photo credit: Nicolò Paternoster via photopin cc
I found myself awake in the middle of the night. It is hard to separate myself from this woman who has never really slept well–-the one who carries thoughts that swirl around in her head usually manifesting themselves in sleepwalking and sleeptalking and a general flip-flopping within her sheets.
This night was probably just the result of too much coffee. But I lay there nonetheless, thinking, wondering, counting the seconds that ticked by. Sleep wouldn’t come. Sneaky bugger, that insomnia.
I wandered down the silent hall, fingers sliding as I felt my way into the empty bedroom that will soon hold one or two children who are not my own. As we step one foot in front of another along this foster care tightrope, I can see a fair length behind me, yet plenty of space before me. We are balancing–all of us–and within a moment’s notice (the time it takes for a phone to ring and me touch the green button rather than the red), we will be on the other side. And then we’ll start the balance all over again. Next tightrope. New horizon.
On this night, I threw off the decorative pillows (a bright red octopus pirate, a big-eyed orange crab) and settled in. I lay there, thinking, “this bed, this bed, will soon hold someone near to my heart. And I don’t even know who it is.”
There’s no mistaking God’s part in our foster care decision. I’m not one of those people who dreamed of opening her home to strangers (little wounded strangers), love them (can I love any children other than my own?) and then turn around and hand them back (can they make me do that?!)

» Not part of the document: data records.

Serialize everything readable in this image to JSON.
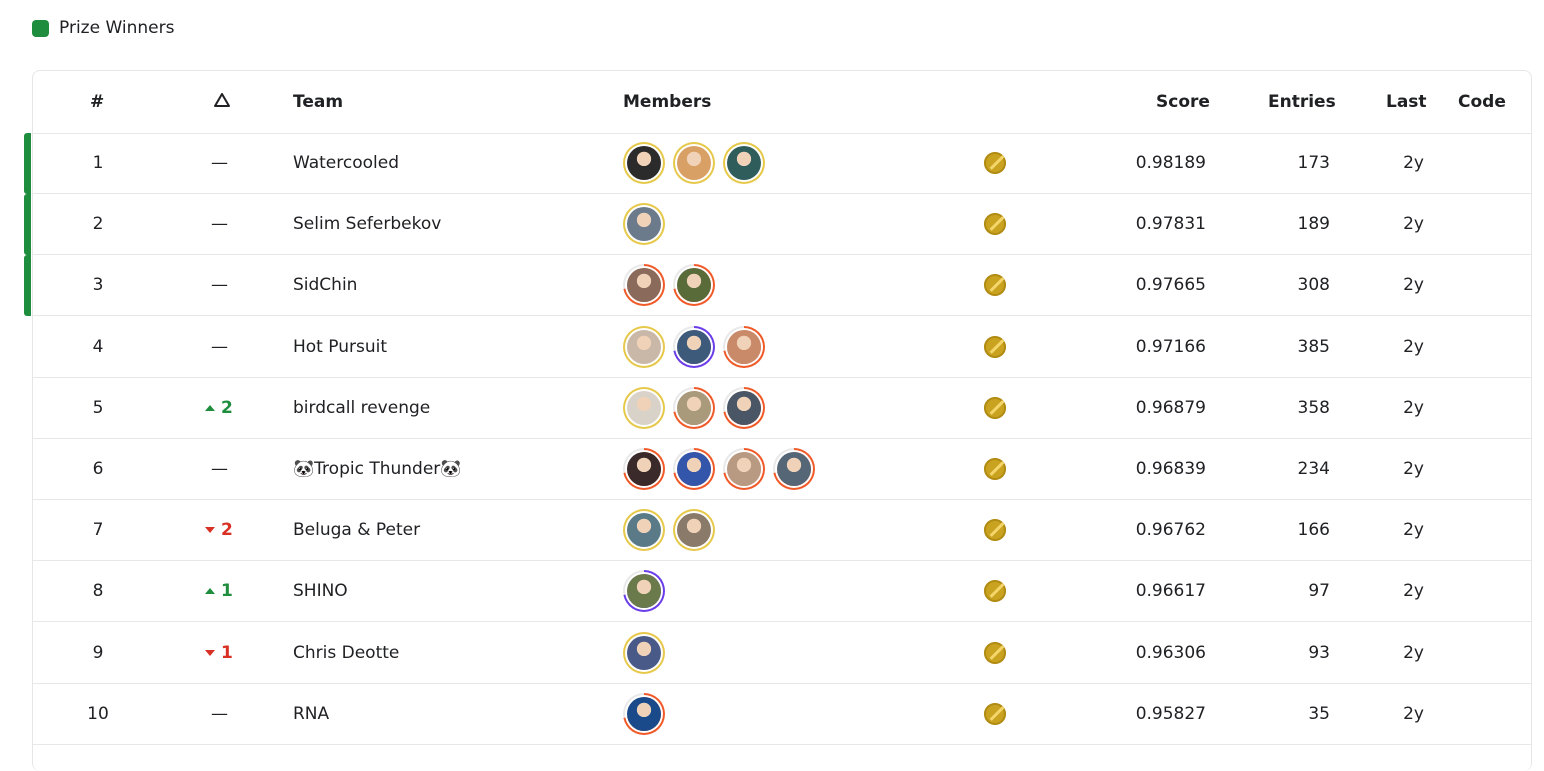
{
  "legend": {
    "label": "Prize Winners",
    "color": "#1e8e3e"
  },
  "columns": {
    "rank": "#",
    "change_icon": "triangle-delta-icon",
    "team": "Team",
    "members": "Members",
    "score": "Score",
    "entries": "Entries",
    "last": "Last",
    "code": "Code"
  },
  "rows": [
    {
      "rank": "1",
      "change": "—",
      "dir": "none",
      "team": "Watercooled",
      "prize": true,
      "members": [
        {
          "ring": "gold",
          "face": "#2b2b2b"
        },
        {
          "ring": "gold",
          "face": "#d9a066"
        },
        {
          "ring": "gold",
          "face": "#2f5d5b"
        }
      ],
      "medal": "gold",
      "score": "0.98189",
      "entries": "173",
      "last": "2y"
    },
    {
      "rank": "2",
      "change": "—",
      "dir": "none",
      "team": "Selim Seferbekov",
      "prize": true,
      "members": [
        {
          "ring": "gold",
          "face": "#6b7b8c"
        }
      ],
      "medal": "gold",
      "score": "0.97831",
      "entries": "189",
      "last": "2y"
    },
    {
      "rank": "3",
      "change": "—",
      "dir": "none",
      "team": "SidChin",
      "prize": true,
      "members": [
        {
          "ring": "orange",
          "face": "#8a6a5a"
        },
        {
          "ring": "orange",
          "face": "#5a6b3a"
        }
      ],
      "medal": "gold",
      "score": "0.97665",
      "entries": "308",
      "last": "2y"
    },
    {
      "rank": "4",
      "change": "—",
      "dir": "none",
      "team": "Hot Pursuit",
      "prize": false,
      "members": [
        {
          "ring": "gold",
          "face": "#c9b8a8"
        },
        {
          "ring": "purple",
          "face": "#3d5a7a"
        },
        {
          "ring": "orange",
          "face": "#c98a6a"
        }
      ],
      "medal": "gold",
      "score": "0.97166",
      "entries": "385",
      "last": "2y"
    },
    {
      "rank": "5",
      "change": "2",
      "dir": "up",
      "team": "birdcall revenge",
      "prize": false,
      "members": [
        {
          "ring": "gold",
          "face": "#d8d2c8"
        },
        {
          "ring": "orange",
          "face": "#a89a7a"
        },
        {
          "ring": "orange",
          "face": "#4a5566"
        }
      ],
      "medal": "gold",
      "score": "0.96879",
      "entries": "358",
      "last": "2y"
    },
    {
      "rank": "6",
      "change": "—",
      "dir": "none",
      "team": "🐼Tropic Thunder🐼",
      "prize": false,
      "members": [
        {
          "ring": "orange",
          "face": "#3a2a2a"
        },
        {
          "ring": "orange",
          "face": "#3355aa"
        },
        {
          "ring": "orange",
          "face": "#b89a82"
        },
        {
          "ring": "orange",
          "face": "#556677"
        }
      ],
      "medal": "gold",
      "score": "0.96839",
      "entries": "234",
      "last": "2y"
    },
    {
      "rank": "7",
      "change": "2",
      "dir": "down",
      "team": "Beluga & Peter",
      "prize": false,
      "members": [
        {
          "ring": "gold",
          "face": "#5a7a88"
        },
        {
          "ring": "gold",
          "face": "#8a7a6a"
        }
      ],
      "medal": "gold",
      "score": "0.96762",
      "entries": "166",
      "last": "2y"
    },
    {
      "rank": "8",
      "change": "1",
      "dir": "up",
      "team": "SHINO",
      "prize": false,
      "members": [
        {
          "ring": "purple",
          "face": "#6a7a4a"
        }
      ],
      "medal": "gold",
      "score": "0.96617",
      "entries": "97",
      "last": "2y"
    },
    {
      "rank": "9",
      "change": "1",
      "dir": "down",
      "team": "Chris Deotte",
      "prize": false,
      "members": [
        {
          "ring": "gold",
          "face": "#4a5a88"
        }
      ],
      "medal": "gold",
      "score": "0.96306",
      "entries": "93",
      "last": "2y"
    },
    {
      "rank": "10",
      "change": "—",
      "dir": "none",
      "team": "RNA",
      "prize": false,
      "members": [
        {
          "ring": "orange",
          "face": "#1a4a8a"
        }
      ],
      "medal": "gold",
      "score": "0.95827",
      "entries": "35",
      "last": "2y"
    }
  ],
  "colors": {
    "gold_ring": "#e6c84a",
    "orange_ring": "#f05a28",
    "purple_ring": "#6a3de8",
    "up": "#1e8e3e",
    "down": "#d93025"
  }
}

But God takes fear and turns it on its crazy head. He twists a heart, gently, lovingly, until you could never imagine not wanting what you feared in the first place.
How can that not be God? It makes no sense. And that’s the beautiful part.
More seconds ticked by. I heard someone cough. The crickets began to sound like an army. All this thinking, all this loud silence.
That’s when it dawned on me. Too much coffee? No. Divine appointment, right here, right now.
If tomorrow’s our day when we welcome these children into our lives, I suddenly thought, tonight is not their night.
If tomorrow is when we feel blessed and humbled, tonight is when several people’s hearts are breaking.
Tomorrow may be our beginning. But tonight is an ending. There can’t be one without the other.
I lay in that bed, silently confused about wanting something so badly yet hating what leads up to it. Oh, this conflicted, temporary, confusing world in which we live.
We know all this yet we must move forward anyway. Step by step. Inch by inch. Standing still is not an option. That’s when we fall or let others fall around us. So we walk that thin line.
And whether it be in the middle of the night or in the bright light of morning, we choose to thank God with conflicted hearts that tomorrow, tomorrow, might be our day.
Katie Kenny Phillips
Katie Kenny Phillips lives in Atlanta with her husband, Jeff, and their five hilarious kids (3 biological and 2 by way of foster care and adoption). Their home is made up of two parts Legos, one part dirt/sticks/rocks, and all parts “whose underwear is this and why is it in the middle of the family room?” She and her husband help lead their church’s orphan/foster care ministry and spend time encouraging and supporting families who are on foster and adoption journeys. Read more of Katie’s blogs at www.operationleapoffaith.com.